**Dataset content:**
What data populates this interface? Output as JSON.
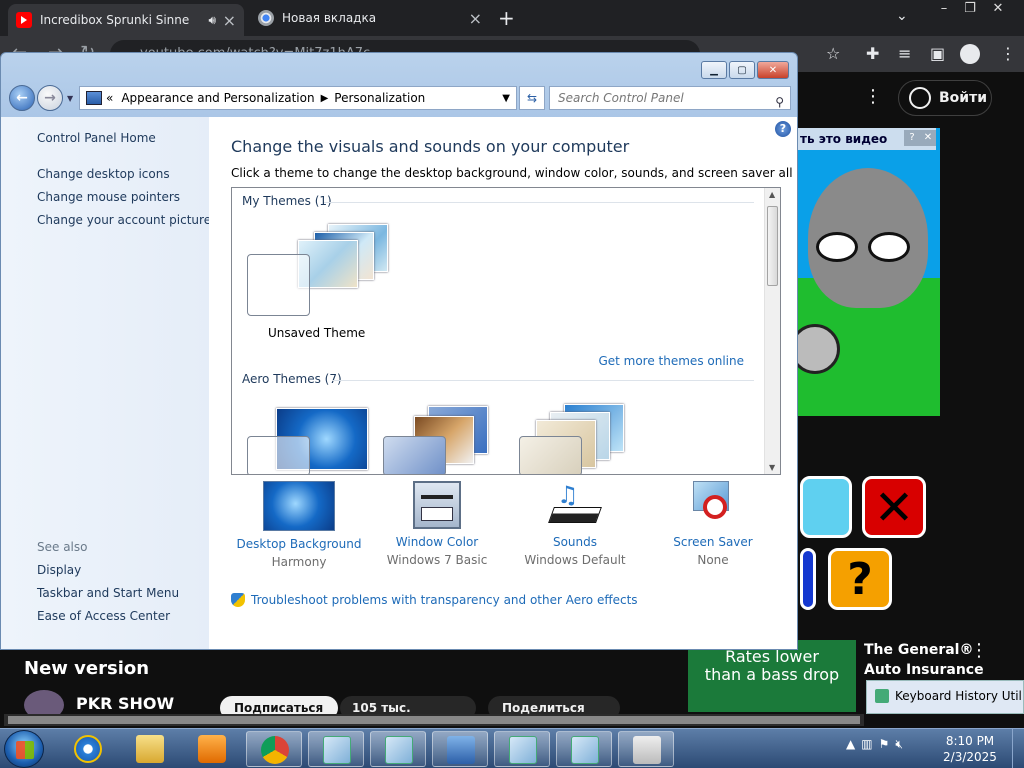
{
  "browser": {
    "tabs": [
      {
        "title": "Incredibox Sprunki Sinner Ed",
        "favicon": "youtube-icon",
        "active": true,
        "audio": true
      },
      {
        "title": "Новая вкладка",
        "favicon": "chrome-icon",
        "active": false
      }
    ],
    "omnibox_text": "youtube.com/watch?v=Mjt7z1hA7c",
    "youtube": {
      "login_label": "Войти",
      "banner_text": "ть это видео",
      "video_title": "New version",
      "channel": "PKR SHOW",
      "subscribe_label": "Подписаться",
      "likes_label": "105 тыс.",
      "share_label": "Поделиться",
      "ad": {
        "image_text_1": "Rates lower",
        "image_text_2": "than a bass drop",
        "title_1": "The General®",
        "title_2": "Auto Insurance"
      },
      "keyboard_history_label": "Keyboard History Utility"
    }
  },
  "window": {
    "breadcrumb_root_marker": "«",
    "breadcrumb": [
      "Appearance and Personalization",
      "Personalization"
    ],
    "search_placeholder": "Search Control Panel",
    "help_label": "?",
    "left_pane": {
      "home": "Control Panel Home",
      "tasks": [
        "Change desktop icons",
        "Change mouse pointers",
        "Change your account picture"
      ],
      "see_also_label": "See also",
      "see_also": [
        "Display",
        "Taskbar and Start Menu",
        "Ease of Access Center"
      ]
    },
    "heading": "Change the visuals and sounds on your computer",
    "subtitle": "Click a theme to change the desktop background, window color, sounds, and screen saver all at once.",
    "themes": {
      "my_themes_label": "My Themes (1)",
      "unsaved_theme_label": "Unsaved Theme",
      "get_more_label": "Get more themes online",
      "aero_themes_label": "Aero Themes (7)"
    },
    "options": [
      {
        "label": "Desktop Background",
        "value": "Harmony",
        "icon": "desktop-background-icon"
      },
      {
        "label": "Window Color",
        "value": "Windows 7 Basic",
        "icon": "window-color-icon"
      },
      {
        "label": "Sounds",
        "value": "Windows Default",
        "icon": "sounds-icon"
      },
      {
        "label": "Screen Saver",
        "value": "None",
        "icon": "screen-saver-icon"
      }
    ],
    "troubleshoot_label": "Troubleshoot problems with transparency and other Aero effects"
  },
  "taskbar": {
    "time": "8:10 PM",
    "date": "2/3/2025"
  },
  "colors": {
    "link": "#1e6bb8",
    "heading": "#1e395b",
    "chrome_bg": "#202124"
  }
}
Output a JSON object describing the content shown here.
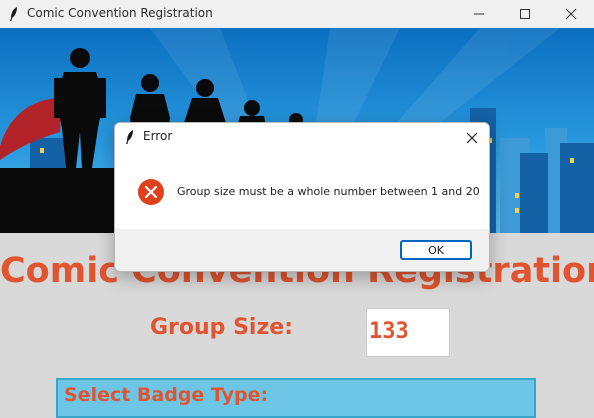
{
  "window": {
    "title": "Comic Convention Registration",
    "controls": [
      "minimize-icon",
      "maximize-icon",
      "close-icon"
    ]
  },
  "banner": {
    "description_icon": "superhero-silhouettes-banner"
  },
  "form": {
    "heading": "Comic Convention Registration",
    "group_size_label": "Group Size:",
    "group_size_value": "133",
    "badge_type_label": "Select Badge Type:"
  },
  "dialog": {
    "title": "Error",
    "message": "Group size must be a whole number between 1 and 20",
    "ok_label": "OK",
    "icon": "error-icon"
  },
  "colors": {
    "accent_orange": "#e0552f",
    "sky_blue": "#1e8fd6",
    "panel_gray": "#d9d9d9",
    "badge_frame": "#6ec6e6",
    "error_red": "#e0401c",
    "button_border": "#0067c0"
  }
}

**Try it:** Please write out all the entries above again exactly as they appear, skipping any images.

**Exercise result:**
What data populates this interface? Output as JSON.
{
  "browser": {
    "tabs": [
      {
        "title": "Incredibox Sprunki Sinner Ed",
        "favicon": "youtube-icon",
        "active": true,
        "audio": true
      },
      {
        "title": "Новая вкладка",
        "favicon": "chrome-icon",
        "active": false
      }
    ],
    "omnibox_text": "youtube.com/watch?v=Mjt7z1hA7c",
    "youtube": {
      "login_label": "Войти",
      "banner_text": "ть это видео",
      "video_title": "New version",
      "channel": "PKR SHOW",
      "subscribe_label": "Подписаться",
      "likes_label": "105 тыс.",
      "share_label": "Поделиться",
      "ad": {
        "image_text_1": "Rates lower",
        "image_text_2": "than a bass drop",
        "title_1": "The General®",
        "title_2": "Auto Insurance"
      },
      "keyboard_history_label": "Keyboard History Utility"
    }
  },
  "window": {
    "breadcrumb_root_marker": "«",
    "breadcrumb": [
      "Appearance and Personalization",
      "Personalization"
    ],
    "search_placeholder": "Search Control Panel",
    "help_label": "?",
    "left_pane": {
      "home": "Control Panel Home",
      "tasks": [
        "Change desktop icons",
        "Change mouse pointers",
        "Change your account picture"
      ],
      "see_also_label": "See also",
      "see_also": [
        "Display",
        "Taskbar and Start Menu",
        "Ease of Access Center"
      ]
    },
    "heading": "Change the visuals and sounds on your computer",
    "subtitle": "Click a theme to change the desktop background, window color, sounds, and screen saver all at once.",
    "themes": {
      "my_themes_label": "My Themes (1)",
      "unsaved_theme_label": "Unsaved Theme",
      "get_more_label": "Get more themes online",
      "aero_themes_label": "Aero Themes (7)"
    },
    "options": [
      {
        "label": "Desktop Background",
        "value": "Harmony",
        "icon": "desktop-background-icon"
      },
      {
        "label": "Window Color",
        "value": "Windows 7 Basic",
        "icon": "window-color-icon"
      },
      {
        "label": "Sounds",
        "value": "Windows Default",
        "icon": "sounds-icon"
      },
      {
        "label": "Screen Saver",
        "value": "None",
        "icon": "screen-saver-icon"
      }
    ],
    "troubleshoot_label": "Troubleshoot problems with transparency and other Aero effects"
  },
  "taskbar": {
    "time": "8:10 PM",
    "date": "2/3/2025"
  },
  "colors": {
    "link": "#1e6bb8",
    "heading": "#1e395b",
    "chrome_bg": "#202124"
  }
}
Output a JSON object describing the content shown here.
{
  "window": {
    "title": "Comic Convention Registration",
    "controls": [
      "minimize-icon",
      "maximize-icon",
      "close-icon"
    ]
  },
  "banner": {
    "description_icon": "superhero-silhouettes-banner"
  },
  "form": {
    "heading": "Comic Convention Registration",
    "group_size_label": "Group Size:",
    "group_size_value": "133",
    "badge_type_label": "Select Badge Type:"
  },
  "dialog": {
    "title": "Error",
    "message": "Group size must be a whole number between 1 and 20",
    "ok_label": "OK",
    "icon": "error-icon"
  },
  "colors": {
    "accent_orange": "#e0552f",
    "sky_blue": "#1e8fd6",
    "panel_gray": "#d9d9d9",
    "badge_frame": "#6ec6e6",
    "error_red": "#e0401c",
    "button_border": "#0067c0"
  }
}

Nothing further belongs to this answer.